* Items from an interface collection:

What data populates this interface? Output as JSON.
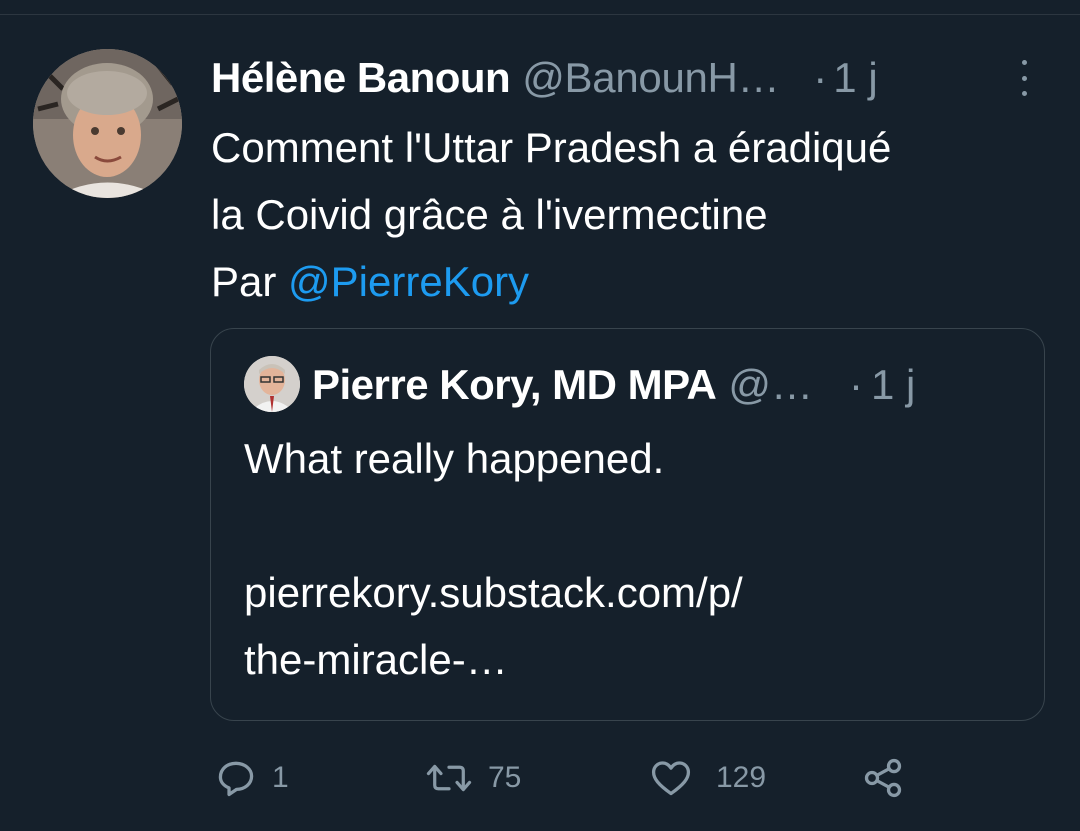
{
  "tweet": {
    "author_name": "Hélène Banoun",
    "author_handle": "@BanounH…",
    "separator": "·",
    "time": "1 j",
    "text_lines": [
      "Comment l'Uttar Pradesh a éradiqué",
      "la Coivid grâce à l'ivermectine"
    ],
    "by_prefix": "Par ",
    "mention": "@PierreKory"
  },
  "quote": {
    "author_name": "Pierre Kory, MD MPA",
    "author_handle": "@…",
    "separator": "·",
    "time": "1 j",
    "text_lines": [
      "What really happened.",
      "",
      "pierrekory.substack.com/p/",
      "the-miracle-…"
    ]
  },
  "actions": {
    "reply_count": "1",
    "retweet_count": "75",
    "like_count": "129"
  },
  "colors": {
    "background": "#15202b",
    "secondary_text": "#8899a6",
    "link": "#1d9bf0",
    "border": "#38444d"
  },
  "icons": {
    "more": "more-vertical-icon",
    "reply": "reply-icon",
    "retweet": "retweet-icon",
    "like": "heart-icon",
    "share": "share-icon"
  }
}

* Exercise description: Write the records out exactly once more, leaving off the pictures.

* Final answer:
What data populates this interface? Output as JSON.
{
  "tweet": {
    "author_name": "Hélène Banoun",
    "author_handle": "@BanounH…",
    "separator": "·",
    "time": "1 j",
    "text_lines": [
      "Comment l'Uttar Pradesh a éradiqué",
      "la Coivid grâce à l'ivermectine"
    ],
    "by_prefix": "Par ",
    "mention": "@PierreKory"
  },
  "quote": {
    "author_name": "Pierre Kory, MD MPA",
    "author_handle": "@…",
    "separator": "·",
    "time": "1 j",
    "text_lines": [
      "What really happened.",
      "",
      "pierrekory.substack.com/p/",
      "the-miracle-…"
    ]
  },
  "actions": {
    "reply_count": "1",
    "retweet_count": "75",
    "like_count": "129"
  },
  "colors": {
    "background": "#15202b",
    "secondary_text": "#8899a6",
    "link": "#1d9bf0",
    "border": "#38444d"
  },
  "icons": {
    "more": "more-vertical-icon",
    "reply": "reply-icon",
    "retweet": "retweet-icon",
    "like": "heart-icon",
    "share": "share-icon"
  }
}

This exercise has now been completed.